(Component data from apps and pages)
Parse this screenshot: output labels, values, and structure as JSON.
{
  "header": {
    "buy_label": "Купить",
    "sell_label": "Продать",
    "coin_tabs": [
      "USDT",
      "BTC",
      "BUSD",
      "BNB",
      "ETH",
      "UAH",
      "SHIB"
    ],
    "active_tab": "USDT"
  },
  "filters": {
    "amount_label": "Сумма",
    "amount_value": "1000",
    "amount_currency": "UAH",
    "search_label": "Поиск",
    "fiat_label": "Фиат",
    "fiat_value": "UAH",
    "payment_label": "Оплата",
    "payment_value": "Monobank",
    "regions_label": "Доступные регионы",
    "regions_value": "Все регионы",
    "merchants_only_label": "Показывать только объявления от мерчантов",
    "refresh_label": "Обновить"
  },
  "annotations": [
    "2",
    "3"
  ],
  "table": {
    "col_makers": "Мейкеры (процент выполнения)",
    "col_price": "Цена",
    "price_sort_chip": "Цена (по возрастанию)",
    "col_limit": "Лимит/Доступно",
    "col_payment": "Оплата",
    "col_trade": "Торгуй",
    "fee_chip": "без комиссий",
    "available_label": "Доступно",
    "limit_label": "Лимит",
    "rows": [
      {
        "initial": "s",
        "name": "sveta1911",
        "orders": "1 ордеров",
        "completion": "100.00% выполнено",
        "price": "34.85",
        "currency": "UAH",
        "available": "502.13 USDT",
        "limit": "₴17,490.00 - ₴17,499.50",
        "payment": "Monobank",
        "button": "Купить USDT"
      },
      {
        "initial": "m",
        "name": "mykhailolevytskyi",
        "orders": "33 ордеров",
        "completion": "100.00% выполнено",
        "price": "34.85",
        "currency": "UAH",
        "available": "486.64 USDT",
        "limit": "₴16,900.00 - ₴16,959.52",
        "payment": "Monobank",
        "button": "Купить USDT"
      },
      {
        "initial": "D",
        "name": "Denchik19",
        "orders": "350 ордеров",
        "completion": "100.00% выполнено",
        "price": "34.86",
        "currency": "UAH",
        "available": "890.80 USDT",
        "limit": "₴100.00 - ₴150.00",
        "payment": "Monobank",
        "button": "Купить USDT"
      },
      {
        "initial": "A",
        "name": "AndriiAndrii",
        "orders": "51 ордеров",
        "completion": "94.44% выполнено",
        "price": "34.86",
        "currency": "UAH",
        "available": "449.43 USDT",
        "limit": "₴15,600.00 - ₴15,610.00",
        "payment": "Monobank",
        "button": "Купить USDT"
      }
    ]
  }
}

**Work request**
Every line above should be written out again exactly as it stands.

**Written response**
Parse this screenshot: output labels, values, and structure as JSON.
{
  "header": {
    "buy_label": "Купить",
    "sell_label": "Продать",
    "coin_tabs": [
      "USDT",
      "BTC",
      "BUSD",
      "BNB",
      "ETH",
      "UAH",
      "SHIB"
    ],
    "active_tab": "USDT"
  },
  "filters": {
    "amount_label": "Сумма",
    "amount_value": "1000",
    "amount_currency": "UAH",
    "search_label": "Поиск",
    "fiat_label": "Фиат",
    "fiat_value": "UAH",
    "payment_label": "Оплата",
    "payment_value": "Monobank",
    "regions_label": "Доступные регионы",
    "regions_value": "Все регионы",
    "merchants_only_label": "Показывать только объявления от мерчантов",
    "refresh_label": "Обновить"
  },
  "annotations": [
    "2",
    "3"
  ],
  "table": {
    "col_makers": "Мейкеры (процент выполнения)",
    "col_price": "Цена",
    "price_sort_chip": "Цена (по возрастанию)",
    "col_limit": "Лимит/Доступно",
    "col_payment": "Оплата",
    "col_trade": "Торгуй",
    "fee_chip": "без комиссий",
    "available_label": "Доступно",
    "limit_label": "Лимит",
    "rows": [
      {
        "initial": "s",
        "name": "sveta1911",
        "orders": "1 ордеров",
        "completion": "100.00% выполнено",
        "price": "34.85",
        "currency": "UAH",
        "available": "502.13 USDT",
        "limit": "₴17,490.00 - ₴17,499.50",
        "payment": "Monobank",
        "button": "Купить USDT"
      },
      {
        "initial": "m",
        "name": "mykhailolevytskyi",
        "orders": "33 ордеров",
        "completion": "100.00% выполнено",
        "price": "34.85",
        "currency": "UAH",
        "available": "486.64 USDT",
        "limit": "₴16,900.00 - ₴16,959.52",
        "payment": "Monobank",
        "button": "Купить USDT"
      },
      {
        "initial": "D",
        "name": "Denchik19",
        "orders": "350 ордеров",
        "completion": "100.00% выполнено",
        "price": "34.86",
        "currency": "UAH",
        "available": "890.80 USDT",
        "limit": "₴100.00 - ₴150.00",
        "payment": "Monobank",
        "button": "Купить USDT"
      },
      {
        "initial": "A",
        "name": "AndriiAndrii",
        "orders": "51 ордеров",
        "completion": "94.44% выполнено",
        "price": "34.86",
        "currency": "UAH",
        "available": "449.43 USDT",
        "limit": "₴15,600.00 - ₴15,610.00",
        "payment": "Monobank",
        "button": "Купить USDT"
      }
    ]
  }
}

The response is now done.